(Element data from apps and pages)
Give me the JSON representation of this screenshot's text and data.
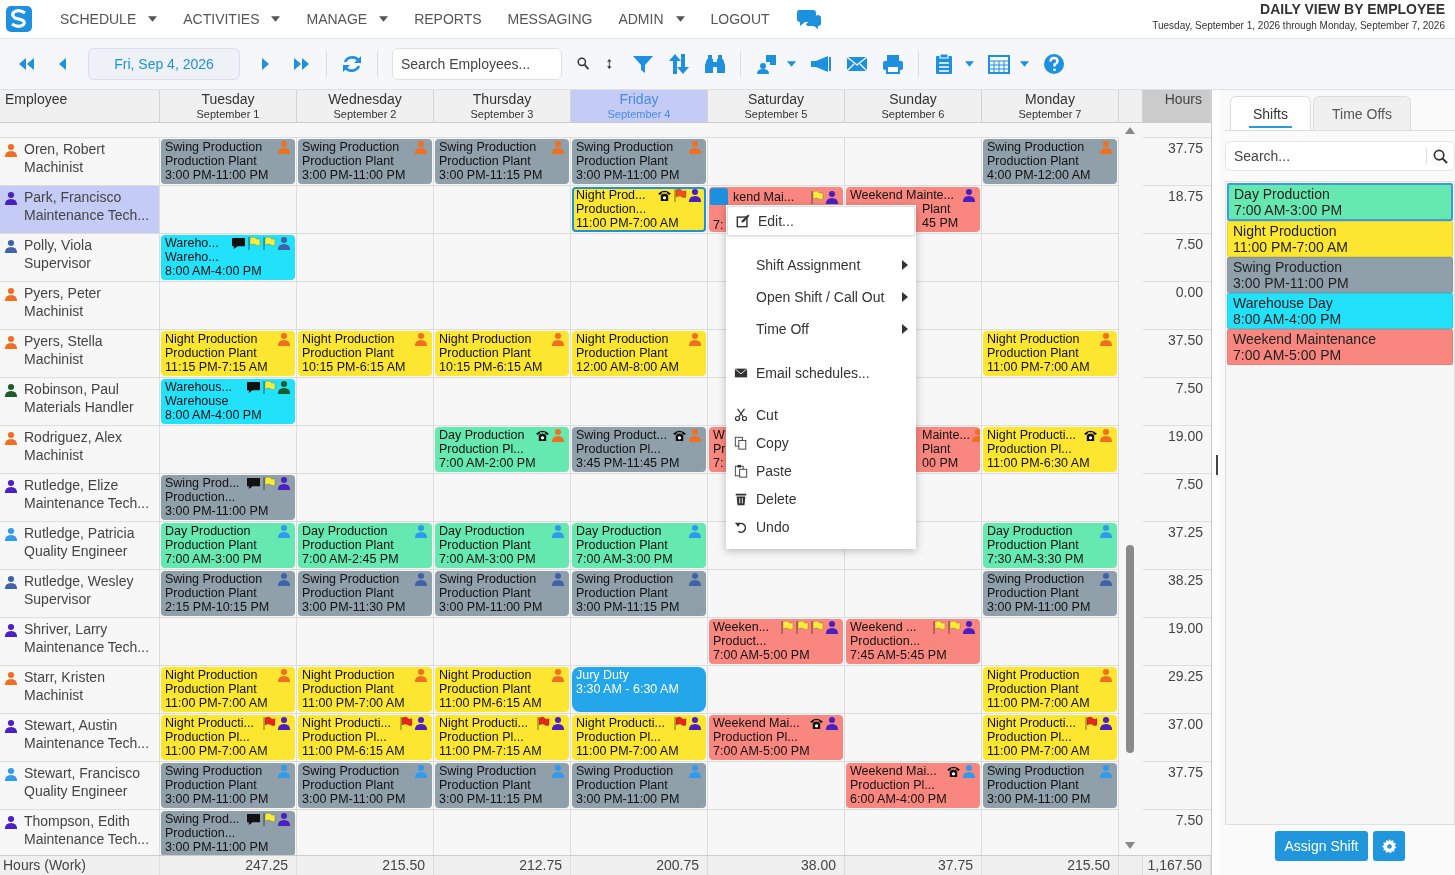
{
  "nav": {
    "items": [
      {
        "label": "SCHEDULE",
        "dropdown": true
      },
      {
        "label": "ACTIVITIES",
        "dropdown": true
      },
      {
        "label": "MANAGE",
        "dropdown": true
      },
      {
        "label": "REPORTS",
        "dropdown": false
      },
      {
        "label": "MESSAGING",
        "dropdown": false
      },
      {
        "label": "ADMIN",
        "dropdown": true
      },
      {
        "label": "LOGOUT",
        "dropdown": false
      }
    ],
    "title": "DAILY VIEW BY EMPLOYEE",
    "subtitle": "Tuesday, September 1, 2026 through Monday, September 7, 2026"
  },
  "toolbar": {
    "date": "Fri, Sep 4, 2026",
    "search_placeholder": "Search Employees..."
  },
  "grid": {
    "employee_header": "Employee",
    "hours_header": "Hours",
    "days": [
      {
        "name": "Tuesday",
        "date": "September 1",
        "selected": false
      },
      {
        "name": "Wednesday",
        "date": "September 2",
        "selected": false
      },
      {
        "name": "Thursday",
        "date": "September 3",
        "selected": false
      },
      {
        "name": "Friday",
        "date": "September 4",
        "selected": true
      },
      {
        "name": "Saturday",
        "date": "September 5",
        "selected": false
      },
      {
        "name": "Sunday",
        "date": "September 6",
        "selected": false
      },
      {
        "name": "Monday",
        "date": "September 7",
        "selected": false
      }
    ],
    "rows": [
      {
        "name": "Oren, Robert",
        "role": "Machinist",
        "color": "#f07022",
        "selected": false,
        "hours": "37.75",
        "cells": [
          {
            "kind": "swing",
            "lines": [
              "Swing Production",
              "Production Plant",
              "3:00 PM-11:00 PM"
            ],
            "person": true,
            "phone": false,
            "chat": false,
            "selected": false
          },
          {
            "kind": "swing",
            "lines": [
              "Swing Production",
              "Production Plant",
              "3:00 PM-11:00 PM"
            ],
            "person": true,
            "phone": false,
            "chat": false,
            "selected": false
          },
          {
            "kind": "swing",
            "lines": [
              "Swing Production",
              "Production Plant",
              "3:00 PM-11:15 PM"
            ],
            "person": true,
            "phone": false,
            "chat": false,
            "selected": false
          },
          {
            "kind": "swing",
            "lines": [
              "Swing Production",
              "Production Plant",
              "3:00 PM-11:00 PM"
            ],
            "person": true,
            "phone": false,
            "chat": false,
            "selected": false
          },
          null,
          null,
          {
            "kind": "swing",
            "lines": [
              "Swing Production",
              "Production Plant",
              "4:00 PM-12:00 AM"
            ],
            "person": true,
            "phone": false,
            "chat": false,
            "selected": false
          }
        ]
      },
      {
        "name": "Park, Francisco",
        "role": "Maintenance Tech...",
        "color": "#4a1fc4",
        "selected": true,
        "hours": "18.75",
        "cells": [
          null,
          null,
          null,
          {
            "kind": "night",
            "lines": [
              "Night Prod...",
              "Production...",
              "11:00 PM-7:00 AM"
            ],
            "person": true,
            "phone": true,
            "chat": false,
            "flags": [
              {
                "color": "#f0501e"
              }
            ],
            "selected": true
          },
          {
            "kind": "weekend",
            "lines": [
              "kend Mai...",
              "7:"
            ],
            "person": true,
            "phone": false,
            "chat": false,
            "flags": [
              {
                "color": "#f8ec3a"
              }
            ],
            "selected": false,
            "handle": true,
            "gap_middle": true
          },
          {
            "kind": "weekend",
            "lines": [
              "Weekend Mainte...",
              "Plant",
              "45 PM"
            ],
            "person": true,
            "phone": false,
            "chat": false,
            "selected": false,
            "offset_body": true
          },
          null
        ]
      },
      {
        "name": "Polly, Viola",
        "role": "Supervisor",
        "color": "#3f63a8",
        "selected": false,
        "hours": "7.50",
        "cells": [
          {
            "kind": "warehouse",
            "lines": [
              "Wareho...",
              "Wareho...",
              "8:00 AM-4:00 PM"
            ],
            "person": true,
            "phone": false,
            "chat": true,
            "flags": [
              {
                "color": "#f8ec3a"
              },
              {
                "color": "#f8ec3a"
              }
            ],
            "selected": false
          },
          null,
          null,
          null,
          null,
          null,
          null
        ]
      },
      {
        "name": "Pyers, Peter",
        "role": "Machinist",
        "color": "#f07022",
        "selected": false,
        "hours": "0.00",
        "cells": [
          null,
          null,
          null,
          null,
          null,
          null,
          null
        ]
      },
      {
        "name": "Pyers, Stella",
        "role": "Machinist",
        "color": "#f07022",
        "selected": false,
        "hours": "37.50",
        "cells": [
          {
            "kind": "night",
            "lines": [
              "Night Production",
              "Production Plant",
              "11:15 PM-7:15 AM"
            ],
            "person": true,
            "phone": false,
            "chat": false,
            "selected": false
          },
          {
            "kind": "night",
            "lines": [
              "Night Production",
              "Production Plant",
              "10:15 PM-6:15 AM"
            ],
            "person": true,
            "phone": false,
            "chat": false,
            "selected": false
          },
          {
            "kind": "night",
            "lines": [
              "Night Production",
              "Production Plant",
              "10:15 PM-6:15 AM"
            ],
            "person": true,
            "phone": false,
            "chat": false,
            "selected": false
          },
          {
            "kind": "night",
            "lines": [
              "Night Production",
              "Production Plant",
              "12:00 AM-8:00 AM"
            ],
            "person": true,
            "phone": false,
            "chat": false,
            "selected": false
          },
          null,
          null,
          {
            "kind": "night",
            "lines": [
              "Night Production",
              "Production Plant",
              "11:00 PM-7:00 AM"
            ],
            "person": true,
            "phone": false,
            "chat": false,
            "selected": false
          }
        ]
      },
      {
        "name": "Robinson, Paul",
        "role": "Materials Handler",
        "color": "#1d5a2c",
        "selected": false,
        "hours": "7.50",
        "cells": [
          {
            "kind": "warehouse",
            "lines": [
              "Warehous...",
              "Warehouse",
              "8:00 AM-4:00 PM"
            ],
            "person": true,
            "phone": false,
            "chat": true,
            "flags": [
              {
                "color": "#f8ec3a"
              }
            ],
            "selected": false
          },
          null,
          null,
          null,
          null,
          null,
          null
        ]
      },
      {
        "name": "Rodriguez, Alex",
        "role": "Machinist",
        "color": "#f07022",
        "selected": false,
        "hours": "19.00",
        "cells": [
          null,
          null,
          {
            "kind": "day",
            "lines": [
              "Day Production",
              "Production Pl...",
              "7:00 AM-2:00 PM"
            ],
            "person": true,
            "phone": true,
            "chat": false,
            "selected": false
          },
          {
            "kind": "swing",
            "lines": [
              "Swing Product...",
              "Production Pl...",
              "3:45 PM-11:45 PM"
            ],
            "person": true,
            "phone": true,
            "chat": false,
            "selected": false
          },
          {
            "kind": "weekend",
            "lines": [
              "W",
              "Pr",
              "7:"
            ],
            "person": false,
            "phone": false,
            "chat": false,
            "selected": false
          },
          {
            "kind": "weekend",
            "lines": [
              "Mainte...",
              "Plant",
              "00 PM"
            ],
            "person": true,
            "phone": false,
            "chat": false,
            "selected": false,
            "offset_title": true,
            "offset_body": true
          },
          {
            "kind": "night",
            "lines": [
              "Night Producti...",
              "Production Pl...",
              "11:00 PM-6:30 AM"
            ],
            "person": true,
            "phone": true,
            "chat": false,
            "selected": false
          }
        ]
      },
      {
        "name": "Rutledge, Elize",
        "role": "Maintenance Tech...",
        "color": "#4a1fc4",
        "selected": false,
        "hours": "7.50",
        "cells": [
          {
            "kind": "swing",
            "lines": [
              "Swing Prod...",
              "Production...",
              "3:00 PM-11:00 PM"
            ],
            "person": true,
            "phone": false,
            "chat": true,
            "flags": [
              {
                "color": "#f8ec3a"
              }
            ],
            "selected": false
          },
          null,
          null,
          null,
          null,
          null,
          null
        ]
      },
      {
        "name": "Rutledge, Patricia",
        "role": "Quality Engineer",
        "color": "#2f9bef",
        "selected": false,
        "hours": "37.25",
        "cells": [
          {
            "kind": "day",
            "lines": [
              "Day Production",
              "Production Plant",
              "7:00 AM-3:00 PM"
            ],
            "person": true,
            "phone": false,
            "chat": false,
            "selected": false
          },
          {
            "kind": "day",
            "lines": [
              "Day Production",
              "Production Plant",
              "7:00 AM-2:45 PM"
            ],
            "person": true,
            "phone": false,
            "chat": false,
            "selected": false
          },
          {
            "kind": "day",
            "lines": [
              "Day Production",
              "Production Plant",
              "7:00 AM-3:00 PM"
            ],
            "person": true,
            "phone": false,
            "chat": false,
            "selected": false
          },
          {
            "kind": "day",
            "lines": [
              "Day Production",
              "Production Plant",
              "7:00 AM-3:00 PM"
            ],
            "person": true,
            "phone": false,
            "chat": false,
            "selected": false
          },
          null,
          null,
          {
            "kind": "day",
            "lines": [
              "Day Production",
              "Production Plant",
              "7:30 AM-3:30 PM"
            ],
            "person": true,
            "phone": false,
            "chat": false,
            "selected": false
          }
        ]
      },
      {
        "name": "Rutledge, Wesley",
        "role": "Supervisor",
        "color": "#3f63a8",
        "selected": false,
        "hours": "38.25",
        "cells": [
          {
            "kind": "swing",
            "lines": [
              "Swing Production",
              "Production Plant",
              "2:15 PM-10:15 PM"
            ],
            "person": true,
            "phone": false,
            "chat": false,
            "selected": false
          },
          {
            "kind": "swing",
            "lines": [
              "Swing Production",
              "Production Plant",
              "3:00 PM-11:30 PM"
            ],
            "person": true,
            "phone": false,
            "chat": false,
            "selected": false
          },
          {
            "kind": "swing",
            "lines": [
              "Swing Production",
              "Production Plant",
              "3:00 PM-11:00 PM"
            ],
            "person": true,
            "phone": false,
            "chat": false,
            "selected": false
          },
          {
            "kind": "swing",
            "lines": [
              "Swing Production",
              "Production Plant",
              "3:00 PM-11:15 PM"
            ],
            "person": true,
            "phone": false,
            "chat": false,
            "selected": false
          },
          null,
          null,
          {
            "kind": "swing",
            "lines": [
              "Swing Production",
              "Production Plant",
              "3:00 PM-11:00 PM"
            ],
            "person": true,
            "phone": false,
            "chat": false,
            "selected": false
          }
        ]
      },
      {
        "name": "Shriver, Larry",
        "role": "Maintenance Tech...",
        "color": "#4a1fc4",
        "selected": false,
        "hours": "19.00",
        "cells": [
          null,
          null,
          null,
          null,
          {
            "kind": "weekend",
            "lines": [
              "Weeken...",
              "Product...",
              "7:00 AM-5:00 PM"
            ],
            "person": true,
            "phone": false,
            "chat": false,
            "flags": [
              {
                "color": "#f8ec3a"
              },
              {
                "color": "#f8ec3a"
              },
              {
                "color": "#f8ec3a"
              }
            ],
            "selected": false
          },
          {
            "kind": "weekend",
            "lines": [
              "Weekend ...",
              "Production...",
              "7:45 AM-5:45 PM"
            ],
            "person": true,
            "phone": false,
            "chat": false,
            "flags": [
              {
                "color": "#f8ec3a"
              },
              {
                "color": "#f8ec3a"
              }
            ],
            "selected": false
          },
          null
        ]
      },
      {
        "name": "Starr, Kristen",
        "role": "Machinist",
        "color": "#f07022",
        "selected": false,
        "hours": "29.25",
        "cells": [
          {
            "kind": "night",
            "lines": [
              "Night Production",
              "Production Plant",
              "11:00 PM-7:00 AM"
            ],
            "person": true,
            "phone": false,
            "chat": false,
            "selected": false
          },
          {
            "kind": "night",
            "lines": [
              "Night Production",
              "Production Plant",
              "11:00 PM-7:00 AM"
            ],
            "person": true,
            "phone": false,
            "chat": false,
            "selected": false
          },
          {
            "kind": "night",
            "lines": [
              "Night Production",
              "Production Plant",
              "11:00 PM-6:15 AM"
            ],
            "person": true,
            "phone": false,
            "chat": false,
            "selected": false
          },
          {
            "kind": "jury",
            "lines": [
              "Jury Duty",
              "3:30 AM - 6:30 AM"
            ],
            "person": false,
            "phone": false,
            "chat": false,
            "selected": false
          },
          null,
          null,
          {
            "kind": "night",
            "lines": [
              "Night Production",
              "Production Plant",
              "11:00 PM-7:00 AM"
            ],
            "person": true,
            "phone": false,
            "chat": false,
            "selected": false
          }
        ]
      },
      {
        "name": "Stewart, Austin",
        "role": "Maintenance Tech...",
        "color": "#4a1fc4",
        "selected": false,
        "hours": "37.00",
        "cells": [
          {
            "kind": "night",
            "lines": [
              "Night Producti...",
              "Production Pl...",
              "11:00 PM-7:00 AM"
            ],
            "person": true,
            "phone": false,
            "chat": false,
            "flags": [
              {
                "color": "#e8261d"
              }
            ],
            "selected": false
          },
          {
            "kind": "night",
            "lines": [
              "Night Producti...",
              "Production Pl...",
              "11:00 PM-6:15 AM"
            ],
            "person": true,
            "phone": false,
            "chat": false,
            "flags": [
              {
                "color": "#e8261d"
              }
            ],
            "selected": false
          },
          {
            "kind": "night",
            "lines": [
              "Night Producti...",
              "Production Pl...",
              "11:00 PM-7:15 AM"
            ],
            "person": true,
            "phone": false,
            "chat": false,
            "flags": [
              {
                "color": "#e8261d"
              }
            ],
            "selected": false
          },
          {
            "kind": "night",
            "lines": [
              "Night Producti...",
              "Production Pl...",
              "11:00 PM-7:00 AM"
            ],
            "person": true,
            "phone": false,
            "chat": false,
            "flags": [
              {
                "color": "#e8261d"
              }
            ],
            "selected": false
          },
          {
            "kind": "weekend",
            "lines": [
              "Weekend Mai...",
              "Production Pl...",
              "7:00 AM-5:00 PM"
            ],
            "person": true,
            "phone": true,
            "chat": false,
            "selected": false
          },
          null,
          {
            "kind": "night",
            "lines": [
              "Night Producti...",
              "Production Pl...",
              "11:00 PM-7:00 AM"
            ],
            "person": true,
            "phone": false,
            "chat": false,
            "flags": [
              {
                "color": "#e8261d"
              }
            ],
            "selected": false
          }
        ]
      },
      {
        "name": "Stewart, Francisco",
        "role": "Quality Engineer",
        "color": "#2f9bef",
        "selected": false,
        "hours": "37.75",
        "cells": [
          {
            "kind": "swing",
            "lines": [
              "Swing Production",
              "Production Plant",
              "3:00 PM-11:00 PM"
            ],
            "person": true,
            "phone": false,
            "chat": false,
            "selected": false
          },
          {
            "kind": "swing",
            "lines": [
              "Swing Production",
              "Production Plant",
              "3:00 PM-11:00 PM"
            ],
            "person": true,
            "phone": false,
            "chat": false,
            "selected": false
          },
          {
            "kind": "swing",
            "lines": [
              "Swing Production",
              "Production Plant",
              "3:00 PM-11:15 PM"
            ],
            "person": true,
            "phone": false,
            "chat": false,
            "selected": false
          },
          {
            "kind": "swing",
            "lines": [
              "Swing Production",
              "Production Plant",
              "3:00 PM-11:00 PM"
            ],
            "person": true,
            "phone": false,
            "chat": false,
            "selected": false
          },
          null,
          {
            "kind": "weekend",
            "lines": [
              "Weekend Mai...",
              "Production Pl...",
              "6:00 AM-4:00 PM"
            ],
            "person": true,
            "phone": true,
            "chat": false,
            "selected": false
          },
          {
            "kind": "swing",
            "lines": [
              "Swing Production",
              "Production Plant",
              "3:00 PM-11:00 PM"
            ],
            "person": true,
            "phone": false,
            "chat": false,
            "selected": false
          }
        ]
      },
      {
        "name": "Thompson, Edith",
        "role": "Maintenance Tech...",
        "color": "#4a1fc4",
        "selected": false,
        "hours": "7.50",
        "cells": [
          {
            "kind": "swing",
            "lines": [
              "Swing Prod...",
              "Production...",
              "3:00 PM-11:00 PM"
            ],
            "person": true,
            "phone": false,
            "chat": true,
            "flags": [
              {
                "color": "#f8ec3a"
              }
            ],
            "selected": false
          },
          null,
          null,
          null,
          null,
          null,
          null
        ]
      }
    ],
    "footer": {
      "label": "Hours (Work)",
      "totals": [
        "247.25",
        "215.50",
        "212.75",
        "200.75",
        "38.00",
        "37.75",
        "215.50"
      ],
      "grand_total": "1,167.50"
    }
  },
  "context_menu": [
    [
      {
        "kind": "edit",
        "label": "Edit...",
        "highlighted": true,
        "submenu": false
      }
    ],
    [
      {
        "kind": "none",
        "label": "Shift Assignment",
        "highlighted": false,
        "submenu": true
      },
      {
        "kind": "none",
        "label": "Open Shift / Call Out",
        "highlighted": false,
        "submenu": true
      },
      {
        "kind": "none",
        "label": "Time Off",
        "highlighted": false,
        "submenu": true
      }
    ],
    [
      {
        "kind": "mail",
        "label": "Email schedules...",
        "highlighted": false,
        "submenu": false
      }
    ],
    [
      {
        "kind": "cut",
        "label": "Cut",
        "highlighted": false,
        "submenu": false
      },
      {
        "kind": "copy",
        "label": "Copy",
        "highlighted": false,
        "submenu": false
      },
      {
        "kind": "paste",
        "label": "Paste",
        "highlighted": false,
        "submenu": false
      },
      {
        "kind": "delete",
        "label": "Delete",
        "highlighted": false,
        "submenu": false
      },
      {
        "kind": "undo",
        "label": "Undo",
        "highlighted": false,
        "submenu": false
      }
    ]
  ],
  "panel": {
    "tabs": [
      {
        "label": "Shifts",
        "selected": true
      },
      {
        "label": "Time Offs",
        "selected": false
      }
    ],
    "search_placeholder": "Search...",
    "shifts": [
      {
        "kind": "day",
        "name": "Day Production",
        "time": "7:00 AM-3:00 PM",
        "selected": true
      },
      {
        "kind": "night",
        "name": "Night Production",
        "time": "11:00 PM-7:00 AM",
        "selected": false
      },
      {
        "kind": "swing",
        "name": "Swing Production",
        "time": "3:00 PM-11:00 PM",
        "selected": false
      },
      {
        "kind": "warehouse",
        "name": "Warehouse Day",
        "time": "8:00 AM-4:00 PM",
        "selected": false
      },
      {
        "kind": "weekend",
        "name": "Weekend Maintenance",
        "time": "7:00 AM-5:00 PM",
        "selected": false
      }
    ],
    "assign_button": "Assign Shift"
  }
}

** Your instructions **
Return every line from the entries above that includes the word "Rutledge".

** Response to this task **
        "name": "Rutledge, Elize",
        "name": "Rutledge, Patricia",
        "name": "Rutledge, Wesley",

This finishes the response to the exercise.